  • 11. Key social outcomes• Happier• More confident• More skilled• More connected to family, friends, and localcommunity• Help people to find work• Help people who are in poor health• Help people who are homeless• Help people to help others
  • 12. Clive: Employment• Clive was made redundant at 56.He has now found work• One unemployed person coststhe government £8,000 a year• 8% of 1m UK online centreshelped got a job = 80,000 people• 80,000 people @ £8,000 each =£640m a year£640m a year
  • 13. Roger: Homelessness• Roger was homeless for ten yearsand is now working and helpingothers• 2% of UK online centres’ users arehomeless = 20,000 of the 1m• Homelessness costs Government£26,000 a year• If all 20,000 moved to homed =£520m in a year£520m a year
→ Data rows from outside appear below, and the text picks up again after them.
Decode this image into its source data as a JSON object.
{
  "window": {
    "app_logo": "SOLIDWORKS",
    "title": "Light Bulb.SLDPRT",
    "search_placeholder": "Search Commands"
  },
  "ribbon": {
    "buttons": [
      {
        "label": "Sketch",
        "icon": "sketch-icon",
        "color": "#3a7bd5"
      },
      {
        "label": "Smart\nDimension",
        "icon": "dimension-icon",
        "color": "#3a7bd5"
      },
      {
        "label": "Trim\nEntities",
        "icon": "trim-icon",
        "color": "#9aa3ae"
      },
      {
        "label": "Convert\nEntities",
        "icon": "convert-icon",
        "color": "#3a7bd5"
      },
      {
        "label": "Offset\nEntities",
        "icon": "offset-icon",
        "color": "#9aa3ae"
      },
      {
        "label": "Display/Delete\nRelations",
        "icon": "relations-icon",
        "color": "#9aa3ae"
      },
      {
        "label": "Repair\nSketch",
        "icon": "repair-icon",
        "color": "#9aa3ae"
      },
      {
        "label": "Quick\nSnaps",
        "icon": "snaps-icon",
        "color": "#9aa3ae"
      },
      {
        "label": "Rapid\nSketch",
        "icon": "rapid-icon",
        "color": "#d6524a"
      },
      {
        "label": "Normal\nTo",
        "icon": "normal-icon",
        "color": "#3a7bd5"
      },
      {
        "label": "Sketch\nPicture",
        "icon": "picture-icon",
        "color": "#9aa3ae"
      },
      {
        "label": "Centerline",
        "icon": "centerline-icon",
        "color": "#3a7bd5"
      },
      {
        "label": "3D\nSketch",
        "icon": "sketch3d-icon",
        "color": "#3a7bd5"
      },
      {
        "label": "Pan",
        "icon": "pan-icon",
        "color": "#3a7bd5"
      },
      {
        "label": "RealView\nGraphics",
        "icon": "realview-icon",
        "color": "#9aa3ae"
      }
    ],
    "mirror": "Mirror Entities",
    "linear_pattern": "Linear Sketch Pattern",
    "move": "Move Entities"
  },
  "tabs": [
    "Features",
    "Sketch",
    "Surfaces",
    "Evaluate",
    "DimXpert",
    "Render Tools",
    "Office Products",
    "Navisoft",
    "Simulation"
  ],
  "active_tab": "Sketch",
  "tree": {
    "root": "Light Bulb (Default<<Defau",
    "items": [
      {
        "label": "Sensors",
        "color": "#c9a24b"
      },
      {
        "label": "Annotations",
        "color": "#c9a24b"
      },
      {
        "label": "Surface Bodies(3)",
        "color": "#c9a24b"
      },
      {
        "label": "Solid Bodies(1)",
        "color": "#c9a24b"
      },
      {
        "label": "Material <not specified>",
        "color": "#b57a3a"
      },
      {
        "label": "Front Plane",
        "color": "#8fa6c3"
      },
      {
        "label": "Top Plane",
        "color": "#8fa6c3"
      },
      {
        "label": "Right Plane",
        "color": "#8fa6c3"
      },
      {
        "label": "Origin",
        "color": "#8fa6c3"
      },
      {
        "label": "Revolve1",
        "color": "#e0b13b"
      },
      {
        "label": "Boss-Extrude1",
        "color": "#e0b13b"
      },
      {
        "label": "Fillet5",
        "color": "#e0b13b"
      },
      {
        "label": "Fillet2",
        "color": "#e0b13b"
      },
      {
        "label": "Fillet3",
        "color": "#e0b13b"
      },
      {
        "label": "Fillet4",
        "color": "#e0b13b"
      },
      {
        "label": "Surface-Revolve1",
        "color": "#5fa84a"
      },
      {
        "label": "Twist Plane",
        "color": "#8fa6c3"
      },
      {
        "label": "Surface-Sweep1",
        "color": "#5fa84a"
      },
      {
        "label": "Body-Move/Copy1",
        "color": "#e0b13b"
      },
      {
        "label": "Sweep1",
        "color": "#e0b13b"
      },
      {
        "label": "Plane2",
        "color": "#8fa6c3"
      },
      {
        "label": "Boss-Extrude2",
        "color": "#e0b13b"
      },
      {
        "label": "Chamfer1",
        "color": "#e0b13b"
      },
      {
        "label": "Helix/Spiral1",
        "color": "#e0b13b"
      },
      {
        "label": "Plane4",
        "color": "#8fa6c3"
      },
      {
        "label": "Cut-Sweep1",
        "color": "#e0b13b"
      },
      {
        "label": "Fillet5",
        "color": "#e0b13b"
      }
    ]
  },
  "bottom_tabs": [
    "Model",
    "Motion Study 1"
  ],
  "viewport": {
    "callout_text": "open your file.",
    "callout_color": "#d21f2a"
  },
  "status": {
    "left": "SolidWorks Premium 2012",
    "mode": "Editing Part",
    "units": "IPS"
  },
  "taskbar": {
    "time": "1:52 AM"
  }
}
  • 14. Norah: Health• Since getting online 78 year old Norahhas lost weight and her diabetes hasmuch improved• By getting online and reducing hersymptoms, Norah alone will be savingthe NHS at least £5,000 a year for therest of her life• If just 1% of UK diabetes sufferers weresimilar to Norah, saving = £145m a year• Norah has also improved to her arthritisand high blood pressure• …. and can now play the ukulele£145ma year
  • 15. Cheryl: Volunteering• Cheryl had been out of work for 15years and she began learning at herlocal UK online centre• Since then, she has supportedhundreds of people to do more online• Volunteering provides a value of £18billion to the UK economy each year,each volunteer provides a value of£1,100• 25,000 volunteers in the UK onlinecentres network who contribute£27.5m a year£27.5ma year
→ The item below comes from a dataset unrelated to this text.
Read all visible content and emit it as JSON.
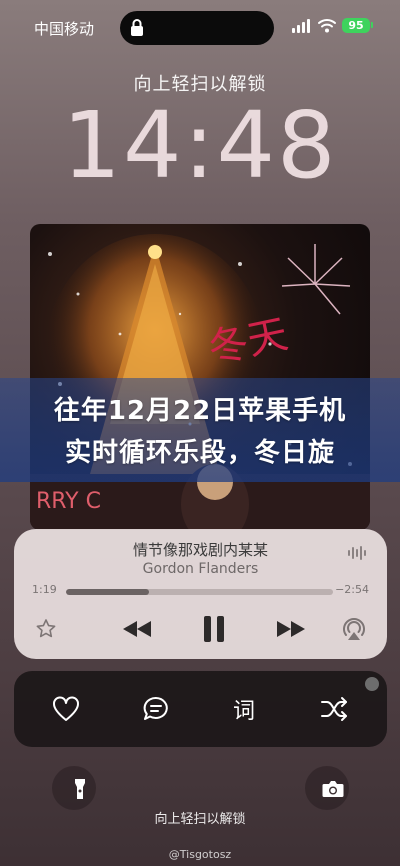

  • 16. Need action in all of these areas
  • 17. National products and support +Hyperlocal actionTop down national programme, integrated products & supportBottom up community action and innovationDigital & Social impacton people’s lives
  • 18. 5000 hyper-local UK online centres and access pointsCentre search and free phone number searchwww.ukonlinecentres.com/centresearch or 0800 77 1234
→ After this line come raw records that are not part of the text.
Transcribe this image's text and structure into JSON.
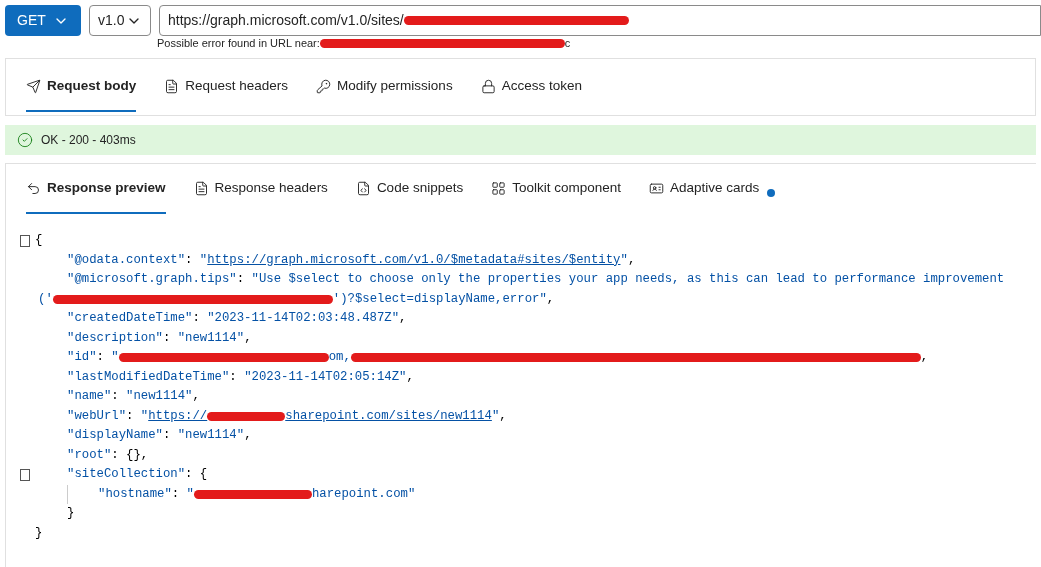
{
  "request": {
    "method": "GET",
    "version": "v1.0",
    "url": "https://graph.microsoft.com/v1.0/sites/",
    "url_error": {
      "label": "Possible error found in URL near:",
      "tail": "c"
    }
  },
  "request_tabs": [
    {
      "label": "Request body",
      "selected": true
    },
    {
      "label": "Request headers",
      "selected": false
    },
    {
      "label": "Modify permissions",
      "selected": false
    },
    {
      "label": "Access token",
      "selected": false
    }
  ],
  "status": {
    "text": "OK - 200 - 403ms",
    "kind": "success"
  },
  "response_tabs": [
    {
      "label": "Response preview",
      "selected": true
    },
    {
      "label": "Response headers",
      "selected": false
    },
    {
      "label": "Code snippets",
      "selected": false
    },
    {
      "label": "Toolkit component",
      "selected": false
    },
    {
      "label": "Adaptive cards",
      "selected": false,
      "badge": true
    }
  ],
  "code_lines": [
    {
      "fold": true,
      "segments": [
        {
          "kind": "punct",
          "text": "{"
        }
      ],
      "children": [
        {
          "segments": [
            {
              "kind": "key",
              "text": "\"@odata.context\""
            },
            {
              "kind": "punct",
              "text": ": "
            },
            {
              "kind": "string",
              "text": "\""
            },
            {
              "kind": "link",
              "text": "https://graph.microsoft.com/v1.0/$metadata#sites/$entity"
            },
            {
              "kind": "string",
              "text": "\""
            },
            {
              "kind": "punct",
              "text": ","
            }
          ]
        },
        {
          "segments": [
            {
              "kind": "key",
              "text": "\"@microsoft.graph.tips\""
            },
            {
              "kind": "punct",
              "text": ": "
            },
            {
              "kind": "string",
              "text": "\"Use $select to choose only the properties your app needs, as this can lead to performance improvement"
            }
          ]
        },
        {
          "continuation": true,
          "segments": [
            {
              "kind": "string",
              "text": "('"
            },
            {
              "kind": "redaction"
            },
            {
              "kind": "string",
              "text": "')?$select=displayName,error\""
            },
            {
              "kind": "punct",
              "text": ","
            }
          ]
        },
        {
          "segments": [
            {
              "kind": "key",
              "text": "\"createdDateTime\""
            },
            {
              "kind": "punct",
              "text": ": "
            },
            {
              "kind": "string",
              "text": "\"2023-11-14T02:03:48.487Z\""
            },
            {
              "kind": "punct",
              "text": ","
            }
          ]
        },
        {
          "segments": [
            {
              "kind": "key",
              "text": "\"description\""
            },
            {
              "kind": "punct",
              "text": ": "
            },
            {
              "kind": "string",
              "text": "\"new1114\""
            },
            {
              "kind": "punct",
              "text": ","
            }
          ]
        },
        {
          "segments": [
            {
              "kind": "key",
              "text": "\"id\""
            },
            {
              "kind": "punct",
              "text": ": "
            },
            {
              "kind": "string",
              "text": "\""
            },
            {
              "kind": "redaction"
            },
            {
              "kind": "string",
              "text": "om,"
            },
            {
              "kind": "redaction"
            },
            {
              "kind": "punct",
              "text": ","
            }
          ]
        },
        {
          "segments": [
            {
              "kind": "key",
              "text": "\"lastModifiedDateTime\""
            },
            {
              "kind": "punct",
              "text": ": "
            },
            {
              "kind": "string",
              "text": "\"2023-11-14T02:05:14Z\""
            },
            {
              "kind": "punct",
              "text": ","
            }
          ]
        },
        {
          "segments": [
            {
              "kind": "key",
              "text": "\"name\""
            },
            {
              "kind": "punct",
              "text": ": "
            },
            {
              "kind": "string",
              "text": "\"new1114\""
            },
            {
              "kind": "punct",
              "text": ","
            }
          ]
        },
        {
          "segments": [
            {
              "kind": "key",
              "text": "\"webUrl\""
            },
            {
              "kind": "punct",
              "text": ": "
            },
            {
              "kind": "string",
              "text": "\""
            },
            {
              "kind": "link",
              "text": "https://"
            },
            {
              "kind": "redaction"
            },
            {
              "kind": "link",
              "text": "sharepoint.com/sites/new1114"
            },
            {
              "kind": "string",
              "text": "\""
            },
            {
              "kind": "punct",
              "text": ","
            }
          ]
        },
        {
          "segments": [
            {
              "kind": "key",
              "text": "\"displayName\""
            },
            {
              "kind": "punct",
              "text": ": "
            },
            {
              "kind": "string",
              "text": "\"new1114\""
            },
            {
              "kind": "punct",
              "text": ","
            }
          ]
        },
        {
          "segments": [
            {
              "kind": "key",
              "text": "\"root\""
            },
            {
              "kind": "punct",
              "text": ": {},"
            }
          ]
        },
        {
          "fold": true,
          "segments": [
            {
              "kind": "key",
              "text": "\"siteCollection\""
            },
            {
              "kind": "punct",
              "text": ": {"
            }
          ],
          "children": [
            {
              "segments": [
                {
                  "kind": "key",
                  "text": "\"hostname\""
                },
                {
                  "kind": "punct",
                  "text": ": "
                },
                {
                  "kind": "string",
                  "text": "\""
                },
                {
                  "kind": "redaction"
                },
                {
                  "kind": "string",
                  "text": "harepoint.com\""
                }
              ]
            }
          ]
        },
        {
          "segments": [
            {
              "kind": "punct",
              "text": "}"
            }
          ]
        }
      ]
    },
    {
      "segments": [
        {
          "kind": "punct",
          "text": "}"
        }
      ]
    }
  ]
}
  • 19. No such thing as a typical centre.All centres do something else (and support digital skills).Most centre partners run outreach sessions in care homes, pubs,clubs, village halls, mosques, churches, social housing, et al
  • 20. Networks within the network• OCF provides tailored support for local centreswho specialise on helping certain groups of peoplewho have specific needs. Four specialist networks:– Into Work (to help unemployed people)– Disabled People’s network– Older People’s network– Carer’s Network (to support people caring for others)• Community Capacity Builders are local hubs thatOCF helps to develop the digital inclusion supportactivity of other local organisations – both toengage hard-to-reach people
  • 21. Free online courses for digital inclusion, financialinclusion and employability - www.learnmyway.comOptimised for mobile learning
  • 22. Also supporting the capability and capacityof community organisationswww.communityhowto.com
  • 23. BUT, it’s all about a shared goal anddialogue• Centres do not pay OCF to be part of the network• We (the centres and OCF) have a common visionand a common goal to reduce digital exclusion• The thing the centres value the most is ‘feelingpart of a network’• We talk to centres on the telephone every day,reaching around over 300 every week• It’s about behaviour change not abouttechnology
  • 24. We do know how to tackle digital inclusion:it’s all about peopleGetting the people who need support to thepeople who want to support them
  • 25. Please get in touchhelen@ukonlinecentres.com@helenmilner on twitterwww.ukonlinecentres.comwww.learnmyway.comwww.communityhowto.com